I like a simple plan and this year I want to sail into Venice, and so I have booked a month in marina Vento di Venezia in the summer. Greece has been my home for 21 months and my final stop will be to anchor at the tiny island, Othoni, off the north coast of Corfu. We had to motor from Corfu to Othoni and anchored inside the bay in front of the only town, Ammou. Up with the sunrise we left Othoni, and Greece. A light southerly wind soon picked up and I pulled the cruising chute out to sail along beautifully. As the wind strengthened I dropped the cruising chute and rolled out the genoa, and soon registered 6.8 knots boat speed. This was a day to remember as we reached the Italian coastal resort of San Foca di Melendugno. However, our next passage up to Brindisi was all under motor in very calm conditions. Brindisi itself was great…a beautiful old town, a lively harbour front and a party atmosphere for the start of the annual Brindisi – Corfu sailing regatta. Once in a while I stumble across a jewel of a place that I have never heard of before. I left Brindisi and very nearly passed Monopoli on my way to Bari. BUT, having sailed all day I moored in the big harbour at Monopoli and discovered a beautiful old walled city….and for the third time met Jack Sparrow, an Austrian sailing instructor and pirate! Then, our passage up the Puglia coast to Bari, where the remains of Saint Nicholas (Santa Claus) are kept in a crypt in the Basilica….and an extra day in Bari because a photography exhibition of the David Bowie Heroes concert in Tokyo was on display in the Norman fort. The Puglia coast has many delightful surprises, and the harbour at Trani proved to be very lively and very noisy. I’m enjoying the east coast of Italy more than I thought possible, and the next town of Vieste gave two firework displays in one evening of events. While the Adriatic had various gale warnings our planned sail from Vieste to Termoli was just cloudy and both lively and fast. Just how fascinating is history!…in 1943 British Commandos made a secret and successful landing at Termoli to gain control of local airfields for allied aircraft to use as a base. Today, Termoli is a great seaside resort with a beautiful old town. The passage to Pescara started badly as working boats entered the marina at 5am, and then continued in the same vein as we motored all day into a strengthening wind between gas fields and fish farms. Then I nearly ran aground entering Pescara marina….phew! I watched the Pescara 70.3 Ironman race and the memories of triathlon racing came flooding back, and then I remembered that I’m a sailor now, not a triathlete!
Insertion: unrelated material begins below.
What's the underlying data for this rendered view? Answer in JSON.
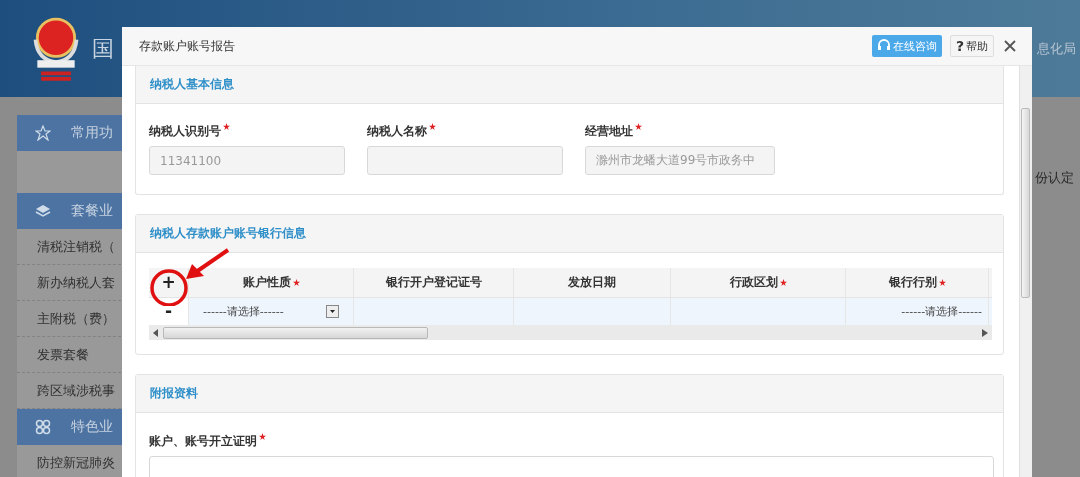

The sail up to San Giorgio posed a question…why did I have to search for every ounce of wind on passage only to find it gusting when trying to moor up in the marina! San Giorgio was the recommendation of Claudio who I met in Termoli, and the town and its beach were a beautiful place to spend the longest day of the year. The “perfectly planned sail” up to Ancona turned out to be motoring in calm conditions and searing heat! The most expensive marina visited on the east coast of Italy, and probably the best. The city was a long walk from the marina and worth every step. All is now ready for the longest passage….. 124nm to Venice. Exactly 24 hours of sailing and motoring to reach my main destination of the year, and to greet me were dark skies, howling wind and heavy rain! Ciao Venice!
I had booked a month in Vento di Venezia marina on the island Certosa, and the diary will continue in “Venice and Florence”.